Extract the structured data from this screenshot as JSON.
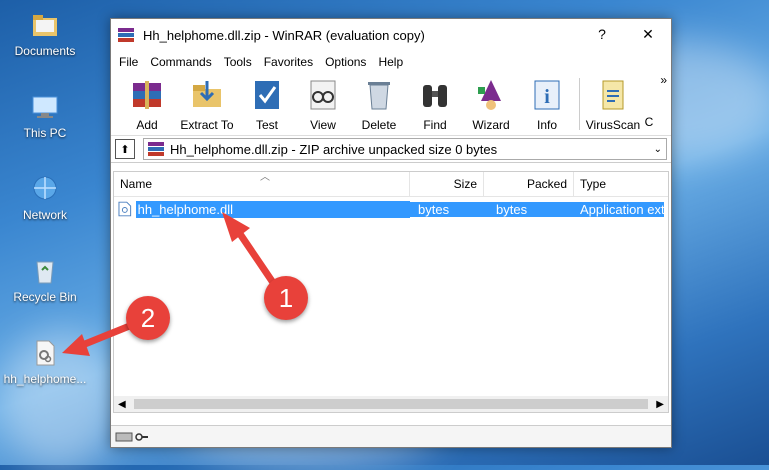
{
  "desktop": {
    "icons": [
      {
        "label": "Documents"
      },
      {
        "label": "This PC"
      },
      {
        "label": "Network"
      },
      {
        "label": "Recycle Bin"
      },
      {
        "label": "hh_helphome..."
      }
    ]
  },
  "window": {
    "title": "Hh_helphome.dll.zip - WinRAR (evaluation copy)",
    "help_glyph": "?",
    "close_glyph": "✕"
  },
  "menu": [
    "File",
    "Commands",
    "Tools",
    "Favorites",
    "Options",
    "Help"
  ],
  "toolbar": [
    "Add",
    "Extract To",
    "Test",
    "View",
    "Delete",
    "Find",
    "Wizard",
    "Info",
    "VirusScan",
    "C"
  ],
  "toolbar_overflow": "»",
  "address": {
    "up_glyph": "⬆",
    "text": "Hh_helphome.dll.zip - ZIP archive unpacked size 0 bytes",
    "dropdown_glyph": "⌄"
  },
  "columns": [
    "Name",
    "Size",
    "Packed",
    "Type"
  ],
  "files": [
    {
      "name": "hh_helphome.dll",
      "size": "bytes",
      "packed": "bytes",
      "type": "Application exte"
    }
  ],
  "annotations": [
    "1",
    "2"
  ],
  "colors": {
    "selection": "#3399ff",
    "arrow": "#e8413a",
    "accent": "#0078d7"
  }
}
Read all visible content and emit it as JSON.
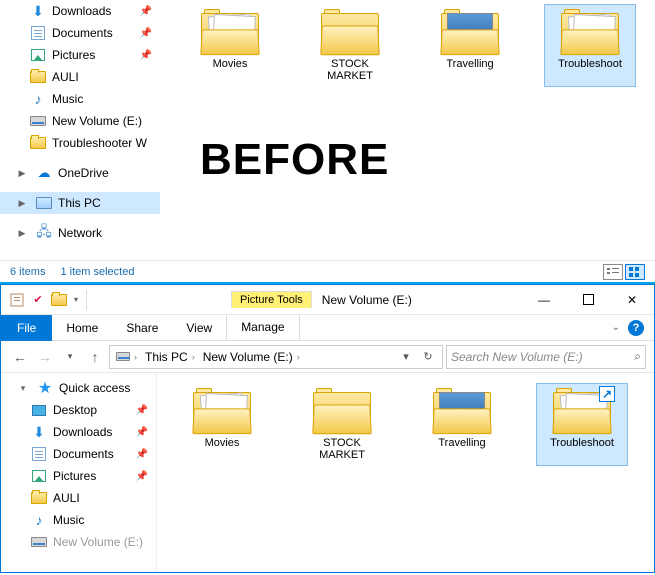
{
  "before_label": "BEFORE",
  "top": {
    "tree": [
      {
        "icon": "dl",
        "label": "Downloads",
        "pin": true
      },
      {
        "icon": "docs",
        "label": "Documents",
        "pin": true
      },
      {
        "icon": "pics",
        "label": "Pictures",
        "pin": true
      },
      {
        "icon": "folder",
        "label": "AULI",
        "pin": false
      },
      {
        "icon": "music",
        "label": "Music",
        "pin": false
      },
      {
        "icon": "drive",
        "label": "New Volume (E:)",
        "pin": false
      },
      {
        "icon": "folder",
        "label": "Troubleshooter W",
        "pin": false
      }
    ],
    "onedrive": "OneDrive",
    "thispc": "This PC",
    "network": "Network",
    "folders": [
      {
        "name": "Movies",
        "kind": "docs"
      },
      {
        "name": "STOCK MARKET",
        "kind": "empty"
      },
      {
        "name": "Travelling",
        "kind": "pic"
      },
      {
        "name": "Troubleshoot",
        "kind": "docs",
        "selected": true
      }
    ],
    "status": {
      "count": "6 items",
      "sel": "1 item selected"
    }
  },
  "bottom": {
    "title": "New Volume (E:)",
    "pic_tools": "Picture Tools",
    "ribbon": {
      "file": "File",
      "home": "Home",
      "share": "Share",
      "view": "View",
      "manage": "Manage"
    },
    "addr": {
      "pc": "This PC",
      "vol": "New Volume (E:)"
    },
    "search_ph": "Search New Volume (E:)",
    "tree": {
      "qa": "Quick access",
      "items": [
        {
          "icon": "desktop",
          "label": "Desktop",
          "pin": true
        },
        {
          "icon": "dl",
          "label": "Downloads",
          "pin": true
        },
        {
          "icon": "docs",
          "label": "Documents",
          "pin": true
        },
        {
          "icon": "pics",
          "label": "Pictures",
          "pin": true
        },
        {
          "icon": "folder",
          "label": "AULI",
          "pin": false
        },
        {
          "icon": "music",
          "label": "Music",
          "pin": false
        },
        {
          "icon": "drive",
          "label": "New Volume (E:)",
          "pin": false
        }
      ]
    },
    "folders": [
      {
        "name": "Movies",
        "kind": "docs"
      },
      {
        "name": "STOCK MARKET",
        "kind": "empty"
      },
      {
        "name": "Travelling",
        "kind": "pic"
      },
      {
        "name": "Troubleshoot",
        "kind": "docs",
        "selected": true,
        "share": true
      }
    ]
  }
}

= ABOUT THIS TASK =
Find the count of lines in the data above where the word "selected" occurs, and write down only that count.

= EXERCISE SOLUTION =
3